The filibuster is one of the only mechanisms available in the Senate that forces more bipartisanship.  We need more common ground and cooperation in Washington.  My opponent has filibustered Democratic nominees.  He’s trying to have it both ways. You are supported by the national Democratic Party and Howard Dean. Dean, who is backed enthusiastically by such groups as NARAL, is promoting your candidacy. Why?

Leaders in the Democratic Party as well as voters in both parties are supporting me in this campaign for a variety of reasons: I have a strong record as Auditor General and State Treasurer of being a tough and independent fiscal watchdog and an advocate for children and older Pennsylvanians.

When I was elected Treasurer, I received more votes than any candidate in Pennsylvania history.

As a pro-life Democrat, I have a different position on abortion than many national elected officials and that’s why an organization like NARAL won’t support me in the campaign.

As I’ve talked to people across Pennsylvania, they agree with me that we need to change the direction that Washington is headed.  For example, health care should be a major priority in the Senate and not enough is being done now. Why did you choose to challenge Rick Santorum rather than Arlen Specter?

I grew increasingly concerned about the direction of the current leadership in Washington.  I am concerned about the increasing deficits, the budget cuts for vital services, the threats to dismantle Social Security, and failure to address the cost of health care.  And we need to change the viciousness and divisive partisan politics that is overwhelming Washington.

I was also moved by the messages I received from around Pennsylvania encouraging me to run for the Senate.  Some of the first people to contact me about the race were young people and Pennsylvanians from all walks of life who want a change in Washington. How would you say you are different from Rick Santorum and why should the people of Pennsylvania support you? 

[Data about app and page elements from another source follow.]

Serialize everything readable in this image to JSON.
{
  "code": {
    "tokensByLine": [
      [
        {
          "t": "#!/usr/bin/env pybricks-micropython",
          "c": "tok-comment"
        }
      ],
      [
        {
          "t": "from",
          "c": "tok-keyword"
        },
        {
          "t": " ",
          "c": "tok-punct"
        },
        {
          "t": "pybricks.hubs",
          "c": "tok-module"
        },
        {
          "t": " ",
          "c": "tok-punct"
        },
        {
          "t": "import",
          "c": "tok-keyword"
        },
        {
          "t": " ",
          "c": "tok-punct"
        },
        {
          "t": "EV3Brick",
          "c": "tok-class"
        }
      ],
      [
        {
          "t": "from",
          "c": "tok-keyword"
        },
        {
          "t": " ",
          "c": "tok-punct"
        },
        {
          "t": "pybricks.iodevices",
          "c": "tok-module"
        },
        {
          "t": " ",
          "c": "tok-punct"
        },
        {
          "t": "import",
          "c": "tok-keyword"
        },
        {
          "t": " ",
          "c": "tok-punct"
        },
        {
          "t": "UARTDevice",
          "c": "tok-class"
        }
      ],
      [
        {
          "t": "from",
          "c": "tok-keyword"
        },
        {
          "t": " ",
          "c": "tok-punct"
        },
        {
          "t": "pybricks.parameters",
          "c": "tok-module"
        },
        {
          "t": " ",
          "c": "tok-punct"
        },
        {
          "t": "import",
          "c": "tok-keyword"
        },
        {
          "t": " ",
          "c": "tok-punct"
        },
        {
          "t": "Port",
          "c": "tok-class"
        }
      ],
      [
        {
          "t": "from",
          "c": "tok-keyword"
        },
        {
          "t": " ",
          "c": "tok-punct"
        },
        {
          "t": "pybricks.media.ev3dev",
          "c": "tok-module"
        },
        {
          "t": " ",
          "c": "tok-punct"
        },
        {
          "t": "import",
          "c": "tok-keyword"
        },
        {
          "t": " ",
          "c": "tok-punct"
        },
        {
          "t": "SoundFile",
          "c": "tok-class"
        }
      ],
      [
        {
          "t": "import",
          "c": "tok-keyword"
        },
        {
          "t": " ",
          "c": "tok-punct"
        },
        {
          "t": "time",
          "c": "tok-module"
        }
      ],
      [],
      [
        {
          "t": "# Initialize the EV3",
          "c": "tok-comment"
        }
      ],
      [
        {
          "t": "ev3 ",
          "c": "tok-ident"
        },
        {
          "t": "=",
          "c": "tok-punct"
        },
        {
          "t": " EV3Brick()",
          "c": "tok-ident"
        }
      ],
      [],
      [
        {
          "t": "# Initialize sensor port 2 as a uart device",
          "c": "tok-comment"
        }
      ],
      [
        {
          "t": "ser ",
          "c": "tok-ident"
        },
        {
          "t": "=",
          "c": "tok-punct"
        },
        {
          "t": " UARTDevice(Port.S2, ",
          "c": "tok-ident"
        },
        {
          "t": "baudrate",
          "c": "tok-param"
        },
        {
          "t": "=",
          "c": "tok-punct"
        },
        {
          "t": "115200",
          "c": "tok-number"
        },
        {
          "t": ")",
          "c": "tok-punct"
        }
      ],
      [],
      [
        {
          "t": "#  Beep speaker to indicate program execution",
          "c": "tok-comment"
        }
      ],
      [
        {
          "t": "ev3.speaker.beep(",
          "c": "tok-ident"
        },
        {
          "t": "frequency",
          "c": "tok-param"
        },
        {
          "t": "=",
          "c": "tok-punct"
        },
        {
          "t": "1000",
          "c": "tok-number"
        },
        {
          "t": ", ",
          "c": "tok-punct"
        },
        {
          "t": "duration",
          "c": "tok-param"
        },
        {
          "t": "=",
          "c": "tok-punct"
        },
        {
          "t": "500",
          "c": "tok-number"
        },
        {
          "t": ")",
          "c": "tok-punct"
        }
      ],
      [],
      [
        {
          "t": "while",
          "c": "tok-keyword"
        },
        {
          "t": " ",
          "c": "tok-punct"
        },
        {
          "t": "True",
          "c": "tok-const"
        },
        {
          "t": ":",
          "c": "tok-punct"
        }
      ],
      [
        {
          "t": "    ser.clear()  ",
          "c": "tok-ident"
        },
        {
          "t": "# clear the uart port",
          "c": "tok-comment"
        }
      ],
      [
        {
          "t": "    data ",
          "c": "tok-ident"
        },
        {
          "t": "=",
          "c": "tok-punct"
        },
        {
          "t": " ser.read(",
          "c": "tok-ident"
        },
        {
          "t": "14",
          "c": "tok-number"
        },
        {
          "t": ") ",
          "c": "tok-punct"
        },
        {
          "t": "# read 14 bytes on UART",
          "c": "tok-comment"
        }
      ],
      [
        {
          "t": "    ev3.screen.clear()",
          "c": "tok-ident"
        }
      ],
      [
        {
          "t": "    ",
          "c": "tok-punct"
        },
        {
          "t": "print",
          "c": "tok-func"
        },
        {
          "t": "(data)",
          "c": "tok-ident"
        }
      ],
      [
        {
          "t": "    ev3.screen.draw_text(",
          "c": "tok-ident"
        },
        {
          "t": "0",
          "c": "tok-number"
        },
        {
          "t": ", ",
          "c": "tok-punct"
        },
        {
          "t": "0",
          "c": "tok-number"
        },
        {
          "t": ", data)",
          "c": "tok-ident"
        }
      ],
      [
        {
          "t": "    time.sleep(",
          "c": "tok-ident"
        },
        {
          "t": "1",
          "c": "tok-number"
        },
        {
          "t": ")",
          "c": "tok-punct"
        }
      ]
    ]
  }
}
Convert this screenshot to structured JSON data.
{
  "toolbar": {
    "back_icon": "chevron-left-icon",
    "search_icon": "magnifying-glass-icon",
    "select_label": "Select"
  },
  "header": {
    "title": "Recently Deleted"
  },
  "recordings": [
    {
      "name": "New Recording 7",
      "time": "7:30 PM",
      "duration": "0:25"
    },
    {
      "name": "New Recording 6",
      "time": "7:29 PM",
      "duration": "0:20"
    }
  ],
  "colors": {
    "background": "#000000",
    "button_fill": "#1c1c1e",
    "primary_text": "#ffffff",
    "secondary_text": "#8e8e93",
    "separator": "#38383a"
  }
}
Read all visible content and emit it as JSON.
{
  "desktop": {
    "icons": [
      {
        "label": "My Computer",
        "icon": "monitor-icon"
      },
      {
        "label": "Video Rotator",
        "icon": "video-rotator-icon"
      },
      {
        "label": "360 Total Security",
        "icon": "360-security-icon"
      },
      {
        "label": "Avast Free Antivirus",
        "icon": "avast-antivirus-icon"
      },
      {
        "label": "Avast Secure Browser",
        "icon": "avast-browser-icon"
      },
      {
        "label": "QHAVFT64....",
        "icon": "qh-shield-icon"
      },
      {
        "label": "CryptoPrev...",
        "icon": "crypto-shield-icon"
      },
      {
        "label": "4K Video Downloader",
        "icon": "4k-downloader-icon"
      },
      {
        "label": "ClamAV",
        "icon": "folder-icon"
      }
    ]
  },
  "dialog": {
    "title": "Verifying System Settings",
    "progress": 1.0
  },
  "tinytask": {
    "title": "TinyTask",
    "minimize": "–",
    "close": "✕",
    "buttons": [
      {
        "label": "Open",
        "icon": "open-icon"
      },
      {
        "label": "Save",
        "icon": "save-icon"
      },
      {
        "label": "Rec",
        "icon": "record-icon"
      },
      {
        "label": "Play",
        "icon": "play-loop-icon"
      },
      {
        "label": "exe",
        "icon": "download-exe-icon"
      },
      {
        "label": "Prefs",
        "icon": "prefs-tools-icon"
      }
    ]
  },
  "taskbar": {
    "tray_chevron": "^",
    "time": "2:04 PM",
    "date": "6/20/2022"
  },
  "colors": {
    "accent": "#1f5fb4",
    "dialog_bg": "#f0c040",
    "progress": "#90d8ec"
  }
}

There are a number of fundamental differences between my opponent and myself.  He has spent his time in Washington focused on partisanship and the special interests.  I want to return the focus to the needs of Pennsylvania.

We need to focus on the common values that bring people in Pennsylvania together and on Pennsylvania priorities.

Related link: Interview with Pennsylvania Sen. Rick Santorum | Valerie Schmalz | June 29, 2005

Valerie Schmalz is a writer for IgnatiusInsight. She worked as a reporter and editor for The Associated Press, and in print and broadcast media for ten years. She holds a BA in Government from University of San Francisco and a Master of Science from the School of Foreign Service at Georgetown University. She is the former director of Birthright of San Francisco. Valerie and her wonderful husband have four children.